Ciutadella, Balearic Islands (20th to 24th June)

Ciutadella has developed its own rituals unique to Menorca, the Festes de Sant Joan de Ciutadella, which combines elements of the traditional fiesta with celebrations for its own patron saint, Sant Joan. Some of its unique features include the Diumenge des Be (Sunday of the Lamb), and a mad horse show where riders actually ride through the interiors of already packed houses.

Our Spain holidays   Get in touch   Subscribe to The Pothole

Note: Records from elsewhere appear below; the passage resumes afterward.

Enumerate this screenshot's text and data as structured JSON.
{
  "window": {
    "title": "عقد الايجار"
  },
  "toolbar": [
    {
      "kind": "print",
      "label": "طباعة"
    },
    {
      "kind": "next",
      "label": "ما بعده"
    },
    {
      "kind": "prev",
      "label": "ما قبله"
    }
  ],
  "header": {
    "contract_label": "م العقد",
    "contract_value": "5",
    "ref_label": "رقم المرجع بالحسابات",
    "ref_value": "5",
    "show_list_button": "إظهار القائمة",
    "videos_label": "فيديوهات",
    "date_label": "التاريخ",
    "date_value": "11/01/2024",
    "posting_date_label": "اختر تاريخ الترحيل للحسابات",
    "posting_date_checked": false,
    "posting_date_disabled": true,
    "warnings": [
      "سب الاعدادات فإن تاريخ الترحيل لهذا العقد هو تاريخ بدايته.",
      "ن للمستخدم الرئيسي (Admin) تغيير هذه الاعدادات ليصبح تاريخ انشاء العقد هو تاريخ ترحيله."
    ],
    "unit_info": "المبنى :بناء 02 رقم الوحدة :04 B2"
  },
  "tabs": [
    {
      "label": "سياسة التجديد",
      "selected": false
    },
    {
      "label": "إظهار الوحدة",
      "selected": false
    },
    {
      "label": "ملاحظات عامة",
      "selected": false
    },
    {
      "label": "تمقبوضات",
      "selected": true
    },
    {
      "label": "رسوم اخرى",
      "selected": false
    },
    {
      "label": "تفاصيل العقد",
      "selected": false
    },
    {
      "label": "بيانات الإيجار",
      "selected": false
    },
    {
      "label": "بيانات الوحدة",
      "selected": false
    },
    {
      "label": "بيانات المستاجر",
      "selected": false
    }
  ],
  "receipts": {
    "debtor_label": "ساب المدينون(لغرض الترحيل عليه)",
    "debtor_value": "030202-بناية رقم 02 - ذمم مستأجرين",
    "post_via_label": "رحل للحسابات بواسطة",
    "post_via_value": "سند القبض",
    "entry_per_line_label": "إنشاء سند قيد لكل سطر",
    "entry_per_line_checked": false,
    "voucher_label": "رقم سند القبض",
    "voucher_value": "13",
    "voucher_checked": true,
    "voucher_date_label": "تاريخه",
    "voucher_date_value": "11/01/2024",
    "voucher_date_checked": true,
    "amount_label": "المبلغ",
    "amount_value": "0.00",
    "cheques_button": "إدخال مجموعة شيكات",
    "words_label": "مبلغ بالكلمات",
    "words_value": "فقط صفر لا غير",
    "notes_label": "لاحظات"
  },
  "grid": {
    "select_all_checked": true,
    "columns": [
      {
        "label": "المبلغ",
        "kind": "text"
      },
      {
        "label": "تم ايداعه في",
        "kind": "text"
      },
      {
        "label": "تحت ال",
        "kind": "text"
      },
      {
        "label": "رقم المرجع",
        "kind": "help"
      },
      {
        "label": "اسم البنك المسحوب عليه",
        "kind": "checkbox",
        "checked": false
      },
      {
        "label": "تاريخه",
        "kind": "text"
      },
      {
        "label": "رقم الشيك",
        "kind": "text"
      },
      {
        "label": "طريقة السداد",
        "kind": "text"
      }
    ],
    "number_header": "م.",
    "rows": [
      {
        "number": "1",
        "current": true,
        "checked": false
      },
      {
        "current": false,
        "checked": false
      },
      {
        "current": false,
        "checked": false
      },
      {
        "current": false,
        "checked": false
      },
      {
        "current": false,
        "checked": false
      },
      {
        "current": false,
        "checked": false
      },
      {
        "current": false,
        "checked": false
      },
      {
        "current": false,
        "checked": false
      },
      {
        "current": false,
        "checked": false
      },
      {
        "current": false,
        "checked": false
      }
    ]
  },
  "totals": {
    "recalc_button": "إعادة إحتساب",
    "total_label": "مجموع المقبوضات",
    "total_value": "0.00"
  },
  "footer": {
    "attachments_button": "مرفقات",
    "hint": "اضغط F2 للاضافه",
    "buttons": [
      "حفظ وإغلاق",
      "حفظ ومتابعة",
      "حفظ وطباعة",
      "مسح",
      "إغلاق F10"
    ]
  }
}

The Pothole is Pura Aventura's popular monthly email. We share what we love, what interests us and what we find challenging. And we don't Photoshop out the bits everyone else does. We like to think our considered opinions provide food for thought, and will sometimes put a smile on your face. They've even been known to make people cry. You can click here to subscribe and, naturally, unsubscribe at any time.

The Pothole is Pura Aventura's popular monthly email. We share what we love, what interests us and what we find challenging. And we don't Photoshop out the bits everyone else does. We like to think our considered opinions provide food for thought, and will sometimes put a smile on your face. They've even been known to make people cry. You can click here to subscribe and, naturally, unsubscribe at any time.

Share your story with us